It wouldn’t be the weirdest thing the 31-year-old corner infielder has done this year — that distinction goes to the flawless inning of relief he pitched in a blowout loss against the Dodgers last month. But it would represent a pretty notable departure from his comfort zone even so; Sandoval has primarily manned first and third base throughout his 11-year career in the majors and has also taken a few reps at DH during his resurgence with the Giants in 2018.

Of course, this wouldn’t necessarily be a permanent switch for Sandoval. As Shea points out, the Giants are thin on middle infielders after losing Joe Panik to a torn UCL in his left thumb and backup Alen Hanson to a left hamstring strain.
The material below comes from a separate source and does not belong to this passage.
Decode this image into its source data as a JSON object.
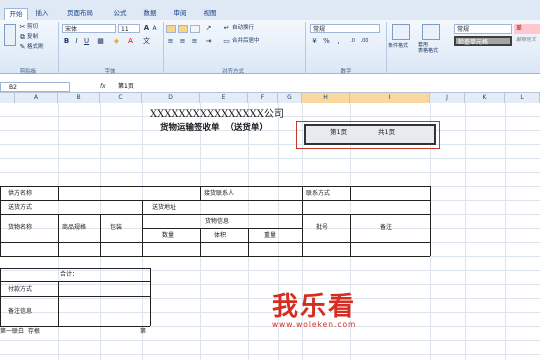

Provided he can get up to speed quickly (no easy feat, according to infield coach Ron Wotus), he’d give the club some added depth behind Kelby Tomlinson and Miguel Gomez until Panik is ready to take the field again. Sandoval has impressed at the plate this spring, batting a healthy .270/.329/.429 with six extra-base hits and a .757 through 70 plate appearances.